**What is required**
Each word in the data below should be copied exactly; the images should not.

**Record extracts**
......

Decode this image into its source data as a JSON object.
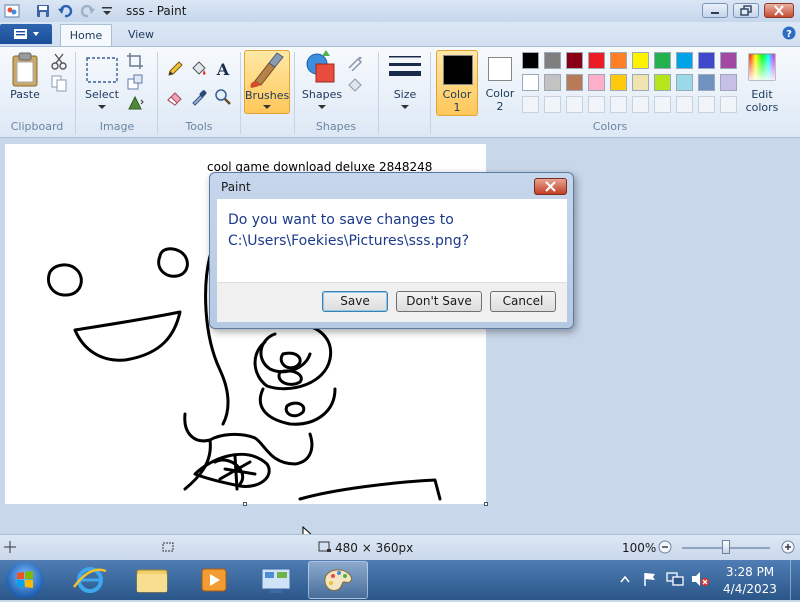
{
  "window": {
    "title": "sss - Paint"
  },
  "ribbon": {
    "tabs": [
      "Home",
      "View"
    ],
    "clipboard": {
      "paste_label": "Paste",
      "group_label": "Clipboard"
    },
    "image": {
      "select_label": "Select",
      "group_label": "Image"
    },
    "tools": {
      "group_label": "Tools"
    },
    "brushes": {
      "label": "Brushes"
    },
    "shapes": {
      "label": "Shapes",
      "group_label": "Shapes"
    },
    "size": {
      "label": "Size"
    },
    "color1": {
      "label_line1": "Color",
      "label_line2": "1",
      "value": "#000000"
    },
    "color2": {
      "label_line1": "Color",
      "label_line2": "2",
      "value": "#ffffff"
    },
    "colors": {
      "group_label": "Colors",
      "edit_label_line1": "Edit",
      "edit_label_line2": "colors",
      "palette_row1": [
        "#000000",
        "#7f7f7f",
        "#880015",
        "#ed1c24",
        "#ff7f27",
        "#fff200",
        "#22b14c",
        "#00a2e8",
        "#3f48cc",
        "#a349a4"
      ],
      "palette_row2": [
        "#ffffff",
        "#c3c3c3",
        "#b97a57",
        "#ffaec9",
        "#ffc90e",
        "#efe4b0",
        "#b5e61d",
        "#99d9ea",
        "#7092be",
        "#c8bfe7"
      ]
    }
  },
  "canvas": {
    "text": "cool game download deluxe 2848248"
  },
  "dialog": {
    "title": "Paint",
    "message_line1": "Do you want to save changes to",
    "message_line2": "C:\\Users\\Foekies\\Pictures\\sss.png?",
    "buttons": {
      "save": "Save",
      "dont_save": "Don't Save",
      "cancel": "Cancel"
    }
  },
  "statusbar": {
    "canvas_size": "480 × 360px",
    "zoom": "100%"
  },
  "taskbar": {
    "time": "3:28 PM",
    "date": "4/4/2023"
  }
}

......

**Solution for this problem**
Decode this image into its source data as a JSON object.
{
  "window": {
    "title": "sss - Paint"
  },
  "ribbon": {
    "tabs": [
      "Home",
      "View"
    ],
    "clipboard": {
      "paste_label": "Paste",
      "group_label": "Clipboard"
    },
    "image": {
      "select_label": "Select",
      "group_label": "Image"
    },
    "tools": {
      "group_label": "Tools"
    },
    "brushes": {
      "label": "Brushes"
    },
    "shapes": {
      "label": "Shapes",
      "group_label": "Shapes"
    },
    "size": {
      "label": "Size"
    },
    "color1": {
      "label_line1": "Color",
      "label_line2": "1",
      "value": "#000000"
    },
    "color2": {
      "label_line1": "Color",
      "label_line2": "2",
      "value": "#ffffff"
    },
    "colors": {
      "group_label": "Colors",
      "edit_label_line1": "Edit",
      "edit_label_line2": "colors",
      "palette_row1": [
        "#000000",
        "#7f7f7f",
        "#880015",
        "#ed1c24",
        "#ff7f27",
        "#fff200",
        "#22b14c",
        "#00a2e8",
        "#3f48cc",
        "#a349a4"
      ],
      "palette_row2": [
        "#ffffff",
        "#c3c3c3",
        "#b97a57",
        "#ffaec9",
        "#ffc90e",
        "#efe4b0",
        "#b5e61d",
        "#99d9ea",
        "#7092be",
        "#c8bfe7"
      ]
    }
  },
  "canvas": {
    "text": "cool game download deluxe 2848248"
  },
  "dialog": {
    "title": "Paint",
    "message_line1": "Do you want to save changes to",
    "message_line2": "C:\\Users\\Foekies\\Pictures\\sss.png?",
    "buttons": {
      "save": "Save",
      "dont_save": "Don't Save",
      "cancel": "Cancel"
    }
  },
  "statusbar": {
    "canvas_size": "480 × 360px",
    "zoom": "100%"
  },
  "taskbar": {
    "time": "3:28 PM",
    "date": "4/4/2023"
  }
}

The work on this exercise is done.